(Items from an interface collection)
● ● ●
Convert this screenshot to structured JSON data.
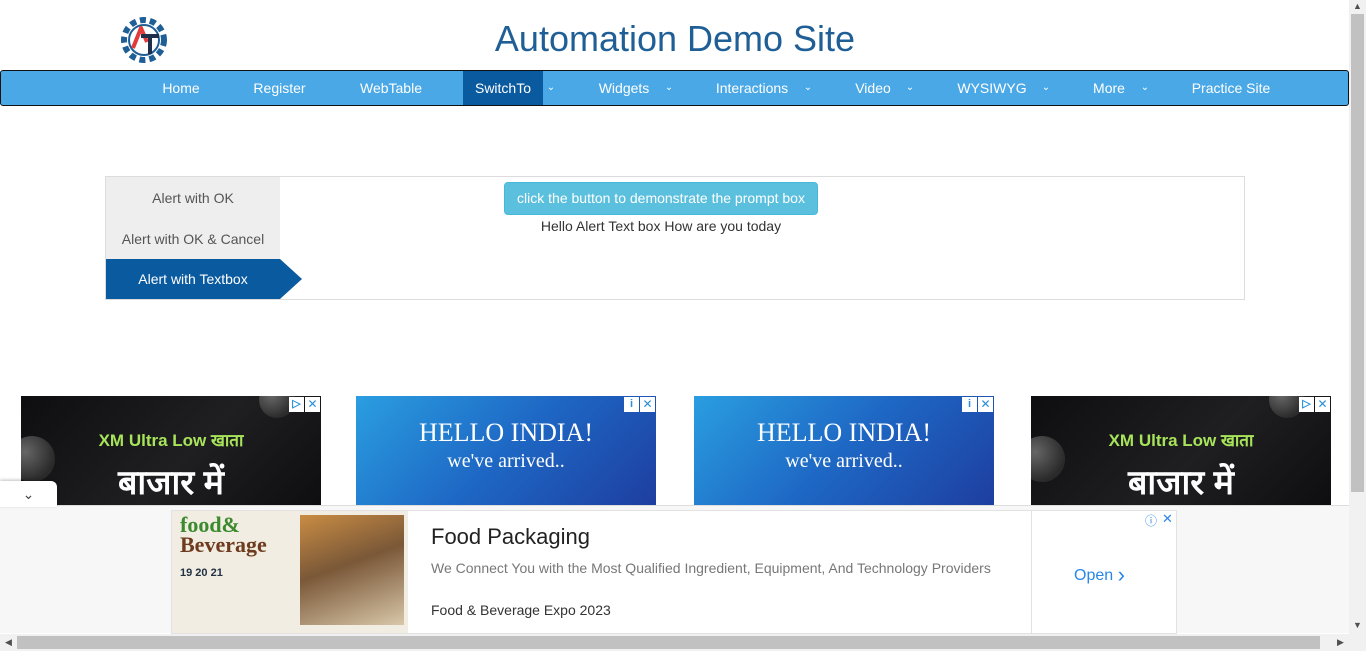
{
  "header": {
    "logo_icon": "automation-testing-gear-logo",
    "title": "Automation Demo Site"
  },
  "nav": {
    "items": [
      {
        "label": "Home"
      },
      {
        "label": "Register"
      },
      {
        "label": "WebTable"
      },
      {
        "label": "SwitchTo",
        "active": true,
        "dropdown": true
      },
      {
        "label": "Widgets",
        "dropdown": true
      },
      {
        "label": "Interactions",
        "dropdown": true
      },
      {
        "label": "Video",
        "dropdown": true
      },
      {
        "label": "WYSIWYG",
        "dropdown": true
      },
      {
        "label": "More",
        "dropdown": true
      },
      {
        "label": "Practice Site"
      }
    ],
    "colors": {
      "bar": "#4aa8e6",
      "active": "#0a5aa0"
    }
  },
  "alerts": {
    "tabs": [
      {
        "label": "Alert with OK"
      },
      {
        "label": "Alert with OK & Cancel"
      },
      {
        "label": "Alert with Textbox",
        "active": true
      }
    ],
    "prompt_button": "click the button to demonstrate the prompt box",
    "result_text": "Hello Alert Text box How are you today"
  },
  "ads": {
    "xm_line1": "XM Ultra Low खाता",
    "xm_line2": "बाजार में",
    "hello_line1": "HELLO INDIA!",
    "hello_line2": "we've arrived..",
    "info_icon": "info-icon",
    "close_icon": "close-icon"
  },
  "banner": {
    "image_title_1": "food&",
    "image_title_2": "Beverage",
    "image_dates": "19 20 21",
    "headline": "Food Packaging",
    "description": "We Connect You with the Most Qualified Ingredient, Equipment, And Technology Providers",
    "brand": "Food & Beverage Expo 2023",
    "open_label": "Open",
    "open_icon": "chevron-right-icon"
  }
}
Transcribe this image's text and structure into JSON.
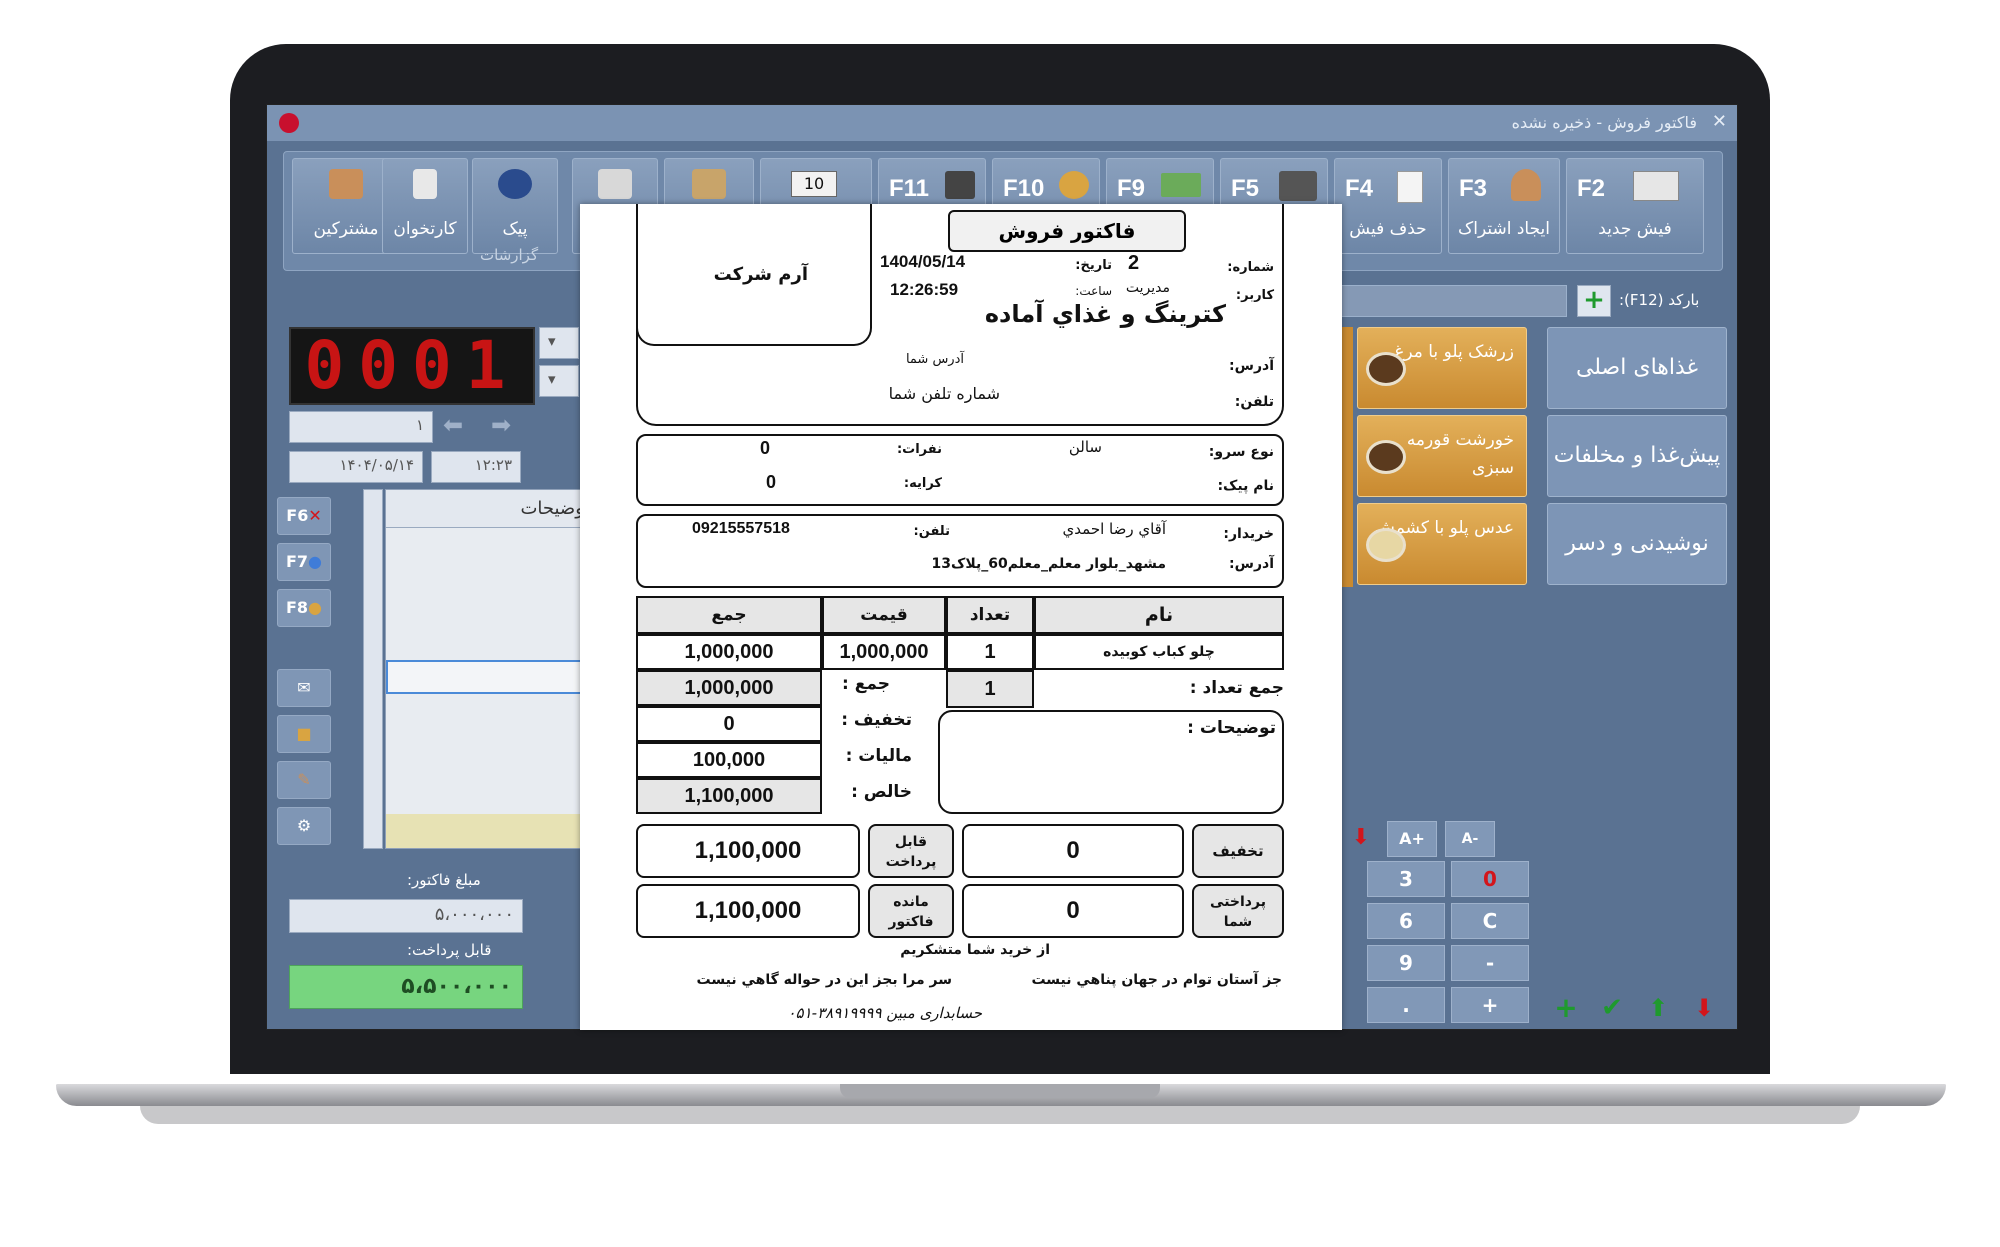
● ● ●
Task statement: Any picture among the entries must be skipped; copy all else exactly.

Answer for this exercise:
Convert this screenshot to structured JSON data.
{
  "header": {
    "logo_icon": "automation-testing-gear-logo",
    "title": "Automation Demo Site"
  },
  "nav": {
    "items": [
      {
        "label": "Home"
      },
      {
        "label": "Register"
      },
      {
        "label": "WebTable"
      },
      {
        "label": "SwitchTo",
        "active": true,
        "dropdown": true
      },
      {
        "label": "Widgets",
        "dropdown": true
      },
      {
        "label": "Interactions",
        "dropdown": true
      },
      {
        "label": "Video",
        "dropdown": true
      },
      {
        "label": "WYSIWYG",
        "dropdown": true
      },
      {
        "label": "More",
        "dropdown": true
      },
      {
        "label": "Practice Site"
      }
    ],
    "colors": {
      "bar": "#4aa8e6",
      "active": "#0a5aa0"
    }
  },
  "alerts": {
    "tabs": [
      {
        "label": "Alert with OK"
      },
      {
        "label": "Alert with OK & Cancel"
      },
      {
        "label": "Alert with Textbox",
        "active": true
      }
    ],
    "prompt_button": "click the button to demonstrate the prompt box",
    "result_text": "Hello Alert Text box How are you today"
  },
  "ads": {
    "xm_line1": "XM Ultra Low खाता",
    "xm_line2": "बाजार में",
    "hello_line1": "HELLO INDIA!",
    "hello_line2": "we've arrived..",
    "info_icon": "info-icon",
    "close_icon": "close-icon"
  },
  "banner": {
    "image_title_1": "food&",
    "image_title_2": "Beverage",
    "image_dates": "19 20 21",
    "headline": "Food Packaging",
    "description": "We Connect You with the Most Qualified Ingredient, Equipment, And Technology Providers",
    "brand": "Food & Beverage Expo 2023",
    "open_label": "Open",
    "open_icon": "chevron-right-icon"
  }
}
Transcribe this image's text and structure into JSON.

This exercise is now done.